:: Activity ::
Count the lines in the data below holding the string "label" and write the total by itself.

:::::

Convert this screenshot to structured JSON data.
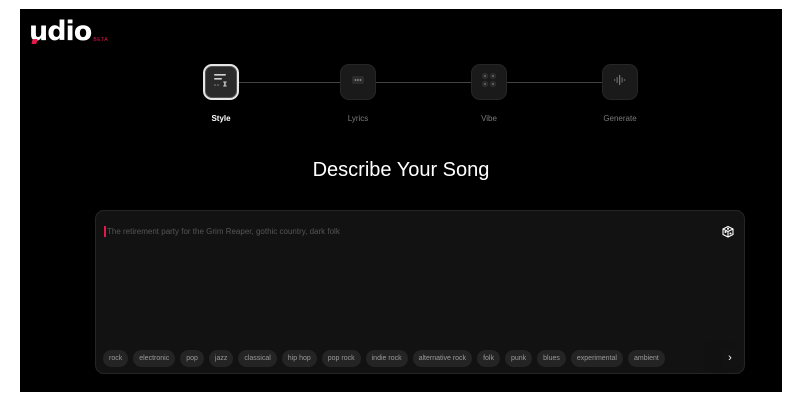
{
  "brand": {
    "name": "udio",
    "badge": "BETA"
  },
  "steps": [
    {
      "label": "Style",
      "icon": "style-icon",
      "active": true
    },
    {
      "label": "Lyrics",
      "icon": "lyrics-icon",
      "active": false
    },
    {
      "label": "Vibe",
      "icon": "vibe-icon",
      "active": false
    },
    {
      "label": "Generate",
      "icon": "waveform-icon",
      "active": false
    }
  ],
  "heading": "Describe Your Song",
  "prompt": {
    "placeholder": "The retirement party for the Grim Reaper, gothic country, dark folk"
  },
  "tags": [
    "rock",
    "electronic",
    "pop",
    "jazz",
    "classical",
    "hip hop",
    "pop rock",
    "indie rock",
    "alternative rock",
    "folk",
    "punk",
    "blues",
    "experimental",
    "ambient"
  ],
  "tags_next": "›",
  "colors": {
    "accent": "#e3194a",
    "background": "#000000",
    "panel": "#121212"
  }
}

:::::

:: Written response ::
4